Ultimately the questions about celebrating Halloween must be prayed over and you must be in agreement on what you choose to do. Then you need to lovingly be prepared to answer your kids’ questions by explaining to them why it is either right or wrong for your family.

Romans 14:5 is a good verse to work from when you are considering what to do with October 31st.

“One person considers one day more sacred than another;

another considers every day alike.

Each of them should be fully convinced in their own mind.”



One Final Thought:

We are called to love each other not judge other Christians for

what they choose to do or not to do with October 31st.

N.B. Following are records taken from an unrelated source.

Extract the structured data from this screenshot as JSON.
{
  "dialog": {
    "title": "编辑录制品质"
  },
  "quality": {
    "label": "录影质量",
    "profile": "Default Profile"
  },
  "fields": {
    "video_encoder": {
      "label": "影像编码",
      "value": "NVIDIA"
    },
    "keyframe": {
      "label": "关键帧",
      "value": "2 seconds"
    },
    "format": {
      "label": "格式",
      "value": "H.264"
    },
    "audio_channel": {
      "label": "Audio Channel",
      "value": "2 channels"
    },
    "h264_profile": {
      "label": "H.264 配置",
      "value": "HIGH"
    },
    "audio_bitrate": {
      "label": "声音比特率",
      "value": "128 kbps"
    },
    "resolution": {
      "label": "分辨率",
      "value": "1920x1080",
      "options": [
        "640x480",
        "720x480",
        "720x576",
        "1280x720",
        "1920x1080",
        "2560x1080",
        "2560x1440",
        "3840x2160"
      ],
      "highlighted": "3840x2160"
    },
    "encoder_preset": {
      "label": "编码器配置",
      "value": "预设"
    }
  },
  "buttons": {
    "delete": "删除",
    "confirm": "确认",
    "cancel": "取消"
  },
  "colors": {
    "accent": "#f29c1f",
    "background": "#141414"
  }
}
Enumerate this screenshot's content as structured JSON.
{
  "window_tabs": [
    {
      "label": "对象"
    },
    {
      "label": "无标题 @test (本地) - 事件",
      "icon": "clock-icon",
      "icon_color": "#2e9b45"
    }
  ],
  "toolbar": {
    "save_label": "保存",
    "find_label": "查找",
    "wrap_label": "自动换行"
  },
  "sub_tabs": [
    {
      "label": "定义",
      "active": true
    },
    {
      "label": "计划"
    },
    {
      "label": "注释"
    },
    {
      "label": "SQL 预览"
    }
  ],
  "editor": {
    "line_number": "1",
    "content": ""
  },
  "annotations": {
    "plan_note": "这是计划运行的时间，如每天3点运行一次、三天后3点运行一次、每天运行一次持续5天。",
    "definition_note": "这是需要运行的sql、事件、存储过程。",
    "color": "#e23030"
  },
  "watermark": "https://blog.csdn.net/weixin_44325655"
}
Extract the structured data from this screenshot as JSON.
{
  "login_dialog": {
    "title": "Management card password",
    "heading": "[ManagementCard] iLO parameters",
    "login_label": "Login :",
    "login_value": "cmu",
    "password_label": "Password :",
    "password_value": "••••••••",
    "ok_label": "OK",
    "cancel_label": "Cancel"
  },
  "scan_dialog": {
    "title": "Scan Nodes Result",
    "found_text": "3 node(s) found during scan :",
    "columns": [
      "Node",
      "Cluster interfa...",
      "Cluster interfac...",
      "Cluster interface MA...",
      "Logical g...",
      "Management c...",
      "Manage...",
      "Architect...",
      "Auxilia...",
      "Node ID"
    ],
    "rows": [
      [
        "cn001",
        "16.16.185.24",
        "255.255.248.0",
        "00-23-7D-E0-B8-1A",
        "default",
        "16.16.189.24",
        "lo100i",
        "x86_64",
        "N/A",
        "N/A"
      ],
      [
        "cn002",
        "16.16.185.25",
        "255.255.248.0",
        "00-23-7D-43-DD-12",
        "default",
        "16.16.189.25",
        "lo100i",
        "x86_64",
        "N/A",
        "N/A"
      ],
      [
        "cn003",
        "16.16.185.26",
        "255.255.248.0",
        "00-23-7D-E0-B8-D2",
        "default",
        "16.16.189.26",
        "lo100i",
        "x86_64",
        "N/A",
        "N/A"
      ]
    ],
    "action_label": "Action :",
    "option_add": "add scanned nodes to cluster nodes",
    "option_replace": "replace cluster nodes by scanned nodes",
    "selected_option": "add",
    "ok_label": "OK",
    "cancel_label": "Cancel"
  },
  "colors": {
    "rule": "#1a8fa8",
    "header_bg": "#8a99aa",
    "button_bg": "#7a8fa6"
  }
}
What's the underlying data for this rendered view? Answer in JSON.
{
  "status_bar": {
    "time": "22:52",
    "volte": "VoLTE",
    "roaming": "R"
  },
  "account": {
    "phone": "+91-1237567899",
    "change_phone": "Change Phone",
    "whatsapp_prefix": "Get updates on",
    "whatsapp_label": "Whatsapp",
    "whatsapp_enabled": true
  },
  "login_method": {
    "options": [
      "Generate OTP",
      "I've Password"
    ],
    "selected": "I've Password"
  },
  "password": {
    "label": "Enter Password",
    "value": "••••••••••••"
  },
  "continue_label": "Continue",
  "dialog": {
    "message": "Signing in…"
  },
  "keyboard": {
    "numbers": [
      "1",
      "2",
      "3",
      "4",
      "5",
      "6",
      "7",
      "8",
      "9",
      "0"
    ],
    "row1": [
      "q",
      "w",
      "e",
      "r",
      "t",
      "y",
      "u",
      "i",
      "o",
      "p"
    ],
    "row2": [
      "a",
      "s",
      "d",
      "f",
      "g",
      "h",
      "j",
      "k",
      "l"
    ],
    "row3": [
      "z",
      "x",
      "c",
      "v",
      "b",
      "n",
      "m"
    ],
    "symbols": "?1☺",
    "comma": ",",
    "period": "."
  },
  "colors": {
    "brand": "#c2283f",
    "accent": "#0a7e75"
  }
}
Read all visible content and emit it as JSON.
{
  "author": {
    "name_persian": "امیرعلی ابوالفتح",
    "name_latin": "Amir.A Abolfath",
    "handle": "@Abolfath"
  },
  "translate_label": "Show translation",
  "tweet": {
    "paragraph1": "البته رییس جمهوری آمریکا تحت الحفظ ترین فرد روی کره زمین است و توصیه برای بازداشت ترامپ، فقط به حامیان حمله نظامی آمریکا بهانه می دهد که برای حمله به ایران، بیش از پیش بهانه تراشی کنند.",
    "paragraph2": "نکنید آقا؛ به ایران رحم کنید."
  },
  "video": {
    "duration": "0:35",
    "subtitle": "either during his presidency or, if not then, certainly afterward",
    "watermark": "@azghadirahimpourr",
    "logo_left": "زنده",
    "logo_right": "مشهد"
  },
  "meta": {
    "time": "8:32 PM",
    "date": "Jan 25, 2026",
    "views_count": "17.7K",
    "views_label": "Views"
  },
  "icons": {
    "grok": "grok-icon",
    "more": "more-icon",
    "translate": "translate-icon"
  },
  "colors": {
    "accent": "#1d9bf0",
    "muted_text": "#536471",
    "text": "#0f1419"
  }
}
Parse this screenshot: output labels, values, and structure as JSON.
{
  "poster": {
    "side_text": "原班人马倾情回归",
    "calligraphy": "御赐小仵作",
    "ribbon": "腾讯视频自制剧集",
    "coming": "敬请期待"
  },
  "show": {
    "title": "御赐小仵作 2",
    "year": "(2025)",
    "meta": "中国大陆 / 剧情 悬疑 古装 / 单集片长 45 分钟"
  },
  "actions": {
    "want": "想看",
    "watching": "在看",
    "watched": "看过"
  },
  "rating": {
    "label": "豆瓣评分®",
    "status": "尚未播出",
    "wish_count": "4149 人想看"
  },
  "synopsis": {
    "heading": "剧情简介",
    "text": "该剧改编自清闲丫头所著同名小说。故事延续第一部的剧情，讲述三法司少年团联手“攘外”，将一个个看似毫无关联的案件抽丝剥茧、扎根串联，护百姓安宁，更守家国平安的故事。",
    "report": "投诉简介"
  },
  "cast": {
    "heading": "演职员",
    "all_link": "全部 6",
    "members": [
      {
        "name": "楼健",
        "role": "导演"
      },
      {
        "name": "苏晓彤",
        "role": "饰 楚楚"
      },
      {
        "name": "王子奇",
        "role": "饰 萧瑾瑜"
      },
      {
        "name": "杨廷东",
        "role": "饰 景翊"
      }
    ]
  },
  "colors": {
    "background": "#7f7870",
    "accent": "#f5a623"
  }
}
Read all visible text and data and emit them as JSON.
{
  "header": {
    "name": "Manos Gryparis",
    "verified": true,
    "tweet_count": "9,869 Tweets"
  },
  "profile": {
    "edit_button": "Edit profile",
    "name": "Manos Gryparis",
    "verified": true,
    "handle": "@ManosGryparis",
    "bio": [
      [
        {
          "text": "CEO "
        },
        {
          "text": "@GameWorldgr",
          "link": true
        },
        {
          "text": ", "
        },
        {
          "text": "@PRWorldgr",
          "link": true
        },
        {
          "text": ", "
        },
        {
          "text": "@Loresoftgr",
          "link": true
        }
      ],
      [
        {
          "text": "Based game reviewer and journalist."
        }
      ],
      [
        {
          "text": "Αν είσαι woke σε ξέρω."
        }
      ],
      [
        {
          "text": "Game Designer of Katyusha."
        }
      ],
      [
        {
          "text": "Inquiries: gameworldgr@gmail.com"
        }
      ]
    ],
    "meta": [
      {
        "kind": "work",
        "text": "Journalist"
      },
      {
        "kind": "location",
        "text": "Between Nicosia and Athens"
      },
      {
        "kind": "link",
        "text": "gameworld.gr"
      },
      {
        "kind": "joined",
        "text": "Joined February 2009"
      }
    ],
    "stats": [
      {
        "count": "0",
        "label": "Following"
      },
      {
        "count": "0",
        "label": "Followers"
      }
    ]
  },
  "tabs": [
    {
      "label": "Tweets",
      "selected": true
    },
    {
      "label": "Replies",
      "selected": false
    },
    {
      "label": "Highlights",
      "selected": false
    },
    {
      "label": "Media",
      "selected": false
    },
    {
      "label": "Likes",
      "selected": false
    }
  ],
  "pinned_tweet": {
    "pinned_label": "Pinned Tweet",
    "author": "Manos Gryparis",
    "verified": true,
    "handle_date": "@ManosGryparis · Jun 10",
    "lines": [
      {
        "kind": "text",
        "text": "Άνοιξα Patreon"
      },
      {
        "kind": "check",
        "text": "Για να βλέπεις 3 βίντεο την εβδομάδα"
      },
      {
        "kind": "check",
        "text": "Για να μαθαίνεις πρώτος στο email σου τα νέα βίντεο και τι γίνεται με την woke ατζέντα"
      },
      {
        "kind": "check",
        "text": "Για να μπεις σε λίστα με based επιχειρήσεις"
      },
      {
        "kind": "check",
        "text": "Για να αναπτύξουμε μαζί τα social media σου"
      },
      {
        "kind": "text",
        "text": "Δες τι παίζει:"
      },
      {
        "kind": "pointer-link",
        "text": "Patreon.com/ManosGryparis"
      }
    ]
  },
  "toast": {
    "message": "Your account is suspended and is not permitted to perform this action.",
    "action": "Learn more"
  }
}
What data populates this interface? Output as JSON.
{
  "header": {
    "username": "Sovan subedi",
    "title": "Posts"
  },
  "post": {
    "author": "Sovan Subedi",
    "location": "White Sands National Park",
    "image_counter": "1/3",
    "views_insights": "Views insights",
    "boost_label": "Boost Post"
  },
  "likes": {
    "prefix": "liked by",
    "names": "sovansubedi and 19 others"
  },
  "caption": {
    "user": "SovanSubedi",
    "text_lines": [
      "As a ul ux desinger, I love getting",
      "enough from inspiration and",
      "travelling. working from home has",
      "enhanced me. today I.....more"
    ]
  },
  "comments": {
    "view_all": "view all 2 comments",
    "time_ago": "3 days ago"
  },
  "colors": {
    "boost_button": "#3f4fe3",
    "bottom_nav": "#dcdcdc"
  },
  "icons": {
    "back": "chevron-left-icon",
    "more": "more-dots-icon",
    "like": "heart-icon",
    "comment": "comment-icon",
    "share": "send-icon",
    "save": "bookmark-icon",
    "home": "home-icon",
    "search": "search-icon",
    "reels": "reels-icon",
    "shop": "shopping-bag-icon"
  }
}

Are your Kids Rule Keepers?

Are your Kids Rule Keepers?

Joey and Carla Link

October 16, 2019


While adults know the rules, they don’t always think they need to live by them unless they get caught. Which of us does not slow down, no matter how fast or slow we are going when we see a police car on the side of the road?  We were recently travelingthrough New York City and as we approached a tunnel, there was a sign that said “Don’t cross the line while in the tunnel”. Obviously, that wasn’t good enough, because they had to put up barriers to keep them in their lane.


The same thing happens with our kids. Your parenting signs would say “Don’t ride your bike in the street” or “Pick up your toys before you get a new one out”. But when the parents aren’t looking, their kids do what they want because the most painful consequences they get from their parents are threats they know their parents won’t follow through on, yelling, reminding and lecturing. Certainly not painful enough to stop them from doing exactly what they want when they want.


So how do you get your child to obey your rules?

Most of us don’t like rules. We don’t like being told what to do, when to do it or how to do it. We like to be independent and make our own decisions because we believe that we know what’s best. This holds true for kids as well as adults.


  1. Keep your rules simple. Think of putting it on a sign. That’s how short it should be. They get a toy out whenthey put one away.
  2. Know your reasonfor the rule. Make sure your kids (if they are old enough) understand it or they won’t follow it.
  3. The rule needs to make practical senseto your child. “Don’t ride your bike in the street” isn’t practical to a child who thinks he is old enough to. “Don’t ride your bike in the street because the driver of an oncoming car may not be paying attention and he could hit you,” makes practical sense to a child.
  4. When your child steps out of line, he/she needs a painfulconsequence. The fines the adult drivers going through this tunnel got were obviously not enough to stop the majority of them from changing lanes. If the state impounded a person’s car for a week or month it would make a difference, but of course they can’t because they don’t have any place to put the impounded cars. In the same way, parents can take away their kids freedom’s, but like a car, the freedom they lose needs to be something they want and need to use.
  5. Parents need to obeyrules too!If we had one of our grandchildren in the van when we drove through that tunnel in New York City and they asked what the posts were for, how embarrassing for the adult community at large that the kids would learn they don’t obey the rules. Children are always watching us and not much gets by them.


“Do not merely listen to the word, and so deceive yourselves.

Do what it says…Don’t be a listener who forgets

but a doer who acts for he will be blessed by his doing.”

James 1:22, 25


“Whoever heeds discipline shows the way to life,

but whoever ignores correction leads others astray.”

Proverbs 10:17